Infection prevention and control of hospital-associated complications like Ventilator-associated Pneumonia are vital to patient safety in hospitals. Accurate Ventilator-associated Pneumonia reporting processes are necessary to understand the success or challenges in preventative nursing practices. Accurate and up to date record keeping and reporting is a well-defined legal requirement of quality nursing care and regulated by the documented Scope of Practice defined by the South African Nursing Council (SANC) (South African Nursing Council, 2005. Nursing Act No 33. [Online]
The objectives of this study are to explore and describe the reporting processes of Ventilator-associated Pneumonia incidents as per Centers for Disease Control and Prevention guidelines by combining the electronic information available using hospital information technology software systems used in the hospital, namely SAP (Hospital controlling with SAP system solution, 2019) and Bluebird (Bluebird: Home, 2019).
A quantitative observational retrospective research design was followed. The reports on Ventilator-associated Pneumonia incidents during a specific period of adult mechanically ventilated patients were collected from the Bluebird System and compared with a manual process and samples collected from the SAP system, using the same inclusion and exclusion criteria. The comparison was made using the guidelines provided by the Centers for Disease Control and Prevention to determine the incidence of Ventilator-associated Pneumonia.

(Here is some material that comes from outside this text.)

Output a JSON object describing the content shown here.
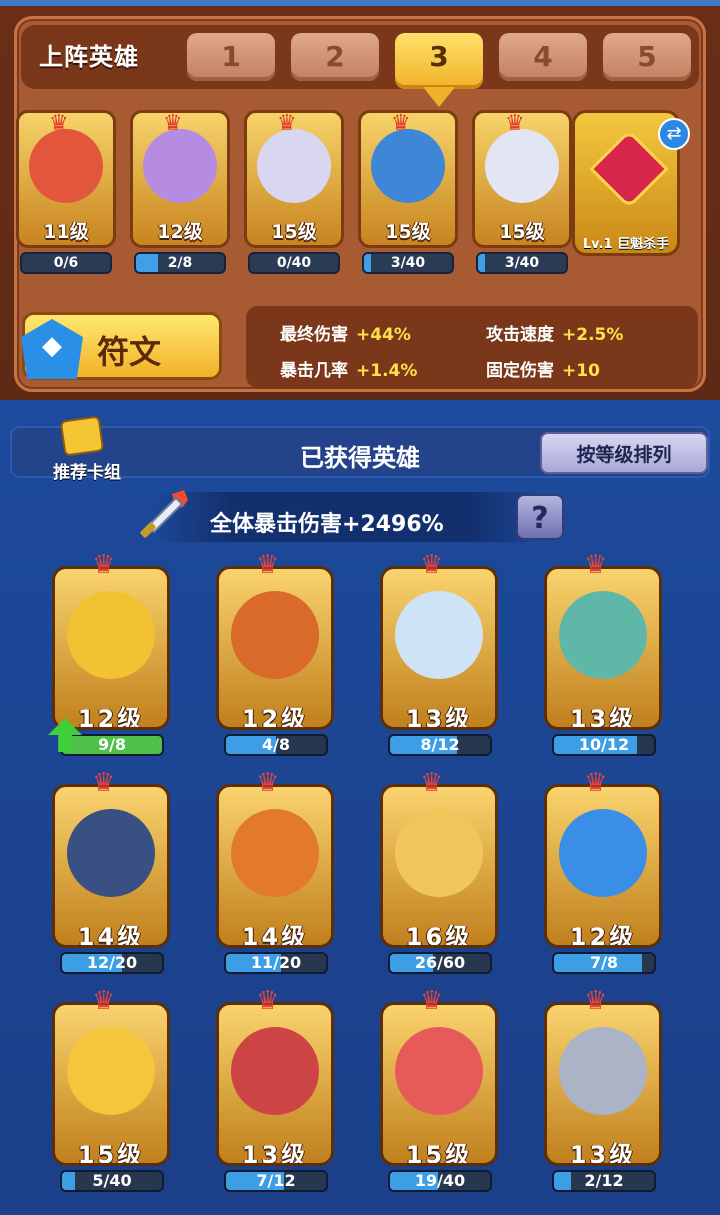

The difference in the sample size was twenty-six from Bluebird and sixty-one from the SAP system, although both the samples were collected using the same inclusion and exclusion criteria, as well as Ventilator-associated Pneumonia rate guideline provided by the Centers for Disease Control and Prevention. The Bluebird System reported a Ventilator-associated Pneumonia rate of 0.0 per 1000 mechanically ventilated days and the calculated Ventilator-associated Pneumonia rate from the second sample was 3.2 per 1000 mechanically ventilated days.
Although Information Technology solutions are recommended by the Centers for Disease Control and Prevention to understand and manage hospital-associated incidents like Ventilator-associated Pneumonia, incomplete clinical data suggest that the resulting reports of Ventilator-associated Pneumonia rates should be investigated, focusing on the processes responsible for populating these data fields.
Dissertation (MCur (Clinical))--University of Pretoria, 2021.